Many of the Sudanese boys are quite bold, often pushing other children out of the way to get in front of my camera, but this boy was shy.
This little boy played near our campsite. My image is reflected in his eyes along with trees and other passersby.
This boy is using a stick from the Bel tree to brush his teeth. Dinka people typically chew the stick until frayed and use it as both brush and floss. The teeth of most Dinkas gleam with white, though this boy has perhaps missed a few brushings.
Ahh, those beautiful Sudanese teeth.
Children and women are the primary water bearers in the village. Some walk miles with their burdens as there are few wells.
Many children suffer from upper respiratory illnesses and chronic runny noses. This little boy seemed undaunted by his crusted nose, playing and laughing with his friends by our campsite near the clinic.
Boy in Gray & Blue
The dust on this boy camouflages him in the entrance to this school hut where an industrious student had practiced writing a number on the wall. Large tin cans and tree branches serve as seating inside the school and out.
These boys mugged for the camera inside of the large mud huts that serve as village schools.
Chol Tuet is a village chief. Here he speaks at the children’s program held in honor of Duk Payuel.
This happy boy was one of the children who came for the food and children’s program we sponsored.
Bold black and white stripes made up part or all of the dresses of several village girls.
The description could apply to the boy’s shirt, but his skin seemed faded compared to the rich dark coloring of most of the children. A coating of ash, coupled with the lighting may have contributed to his faded look.
This girl’s head covering is unusual for Sudanese girls. Her downward gaze, however, is very common.
Most young Dinka girls have shaved heads. A few wear braids or scarves. I was particularly taken by this girl’s glance my way because she never turned her head.
This girl’s dress is entirely hand-stiched in big loose stitches.

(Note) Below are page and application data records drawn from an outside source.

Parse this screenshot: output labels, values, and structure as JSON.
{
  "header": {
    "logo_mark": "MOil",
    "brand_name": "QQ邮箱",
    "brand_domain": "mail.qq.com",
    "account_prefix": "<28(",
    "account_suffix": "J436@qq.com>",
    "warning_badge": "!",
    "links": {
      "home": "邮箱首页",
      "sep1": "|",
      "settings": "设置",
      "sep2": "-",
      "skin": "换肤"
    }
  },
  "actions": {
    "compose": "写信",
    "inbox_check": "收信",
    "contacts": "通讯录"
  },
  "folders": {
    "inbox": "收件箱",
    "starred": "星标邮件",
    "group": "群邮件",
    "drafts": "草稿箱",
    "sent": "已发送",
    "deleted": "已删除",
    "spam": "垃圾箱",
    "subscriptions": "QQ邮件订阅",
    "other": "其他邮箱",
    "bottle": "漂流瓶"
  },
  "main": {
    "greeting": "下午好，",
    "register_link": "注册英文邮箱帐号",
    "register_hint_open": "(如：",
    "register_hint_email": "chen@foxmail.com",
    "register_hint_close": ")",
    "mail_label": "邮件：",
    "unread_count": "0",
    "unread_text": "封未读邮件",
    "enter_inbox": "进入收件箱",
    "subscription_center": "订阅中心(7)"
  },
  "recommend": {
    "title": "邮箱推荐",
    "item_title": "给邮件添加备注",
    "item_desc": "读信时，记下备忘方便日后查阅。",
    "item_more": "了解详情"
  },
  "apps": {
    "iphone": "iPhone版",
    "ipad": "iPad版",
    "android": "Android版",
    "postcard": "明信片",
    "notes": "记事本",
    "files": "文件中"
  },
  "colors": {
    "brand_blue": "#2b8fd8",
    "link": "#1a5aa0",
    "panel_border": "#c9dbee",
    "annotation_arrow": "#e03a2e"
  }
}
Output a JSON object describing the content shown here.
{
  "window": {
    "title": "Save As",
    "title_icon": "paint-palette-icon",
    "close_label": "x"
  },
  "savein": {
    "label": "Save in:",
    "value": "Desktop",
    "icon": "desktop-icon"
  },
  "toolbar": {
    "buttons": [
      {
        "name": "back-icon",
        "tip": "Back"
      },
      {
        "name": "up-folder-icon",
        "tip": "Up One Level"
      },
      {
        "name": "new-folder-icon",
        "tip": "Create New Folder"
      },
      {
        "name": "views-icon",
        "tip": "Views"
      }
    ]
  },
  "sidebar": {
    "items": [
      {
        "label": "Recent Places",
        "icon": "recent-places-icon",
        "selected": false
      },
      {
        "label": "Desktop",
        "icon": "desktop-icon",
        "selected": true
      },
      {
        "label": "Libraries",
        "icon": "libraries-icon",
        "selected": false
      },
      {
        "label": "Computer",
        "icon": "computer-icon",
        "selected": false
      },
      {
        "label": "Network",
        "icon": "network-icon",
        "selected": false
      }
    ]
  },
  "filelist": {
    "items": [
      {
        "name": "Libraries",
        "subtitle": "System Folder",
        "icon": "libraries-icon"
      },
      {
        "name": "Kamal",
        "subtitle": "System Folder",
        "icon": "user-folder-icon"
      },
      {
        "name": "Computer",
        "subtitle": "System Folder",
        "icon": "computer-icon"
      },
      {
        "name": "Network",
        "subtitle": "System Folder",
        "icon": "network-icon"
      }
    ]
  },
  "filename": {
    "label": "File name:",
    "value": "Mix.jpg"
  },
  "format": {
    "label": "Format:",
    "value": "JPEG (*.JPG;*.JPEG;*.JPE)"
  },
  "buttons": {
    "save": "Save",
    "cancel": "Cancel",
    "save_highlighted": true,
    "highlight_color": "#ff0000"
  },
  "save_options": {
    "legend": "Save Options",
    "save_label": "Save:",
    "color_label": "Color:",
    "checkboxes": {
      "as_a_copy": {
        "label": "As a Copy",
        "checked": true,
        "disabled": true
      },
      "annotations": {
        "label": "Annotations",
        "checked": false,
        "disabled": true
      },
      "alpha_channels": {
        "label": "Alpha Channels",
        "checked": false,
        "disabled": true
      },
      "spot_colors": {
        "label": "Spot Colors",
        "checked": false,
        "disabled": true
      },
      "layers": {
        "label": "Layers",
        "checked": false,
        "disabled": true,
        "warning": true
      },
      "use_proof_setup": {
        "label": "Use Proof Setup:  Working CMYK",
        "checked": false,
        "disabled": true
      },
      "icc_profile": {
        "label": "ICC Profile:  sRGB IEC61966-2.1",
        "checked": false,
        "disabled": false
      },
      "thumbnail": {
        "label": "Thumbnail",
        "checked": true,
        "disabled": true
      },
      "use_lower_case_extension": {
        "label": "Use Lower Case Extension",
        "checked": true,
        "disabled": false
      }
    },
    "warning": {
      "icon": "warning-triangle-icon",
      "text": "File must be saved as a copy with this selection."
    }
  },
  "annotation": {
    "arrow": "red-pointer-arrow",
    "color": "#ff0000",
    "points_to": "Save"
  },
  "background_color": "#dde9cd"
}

This little girl wore a bright blue dress with floral strip across the bodice and a large yellow bow, but her direct gaze drew me to her face.
Boy & Fruit
This Sudanese boy at the Kakuma Refugee Camp is eating a locally grown fruit.
This boy often played near the clinic where we pitched our tents. Because some people use ash to decorate their faces, I asked Joseph if this is what this boy had done. Joseph said “no, he is just dirty”.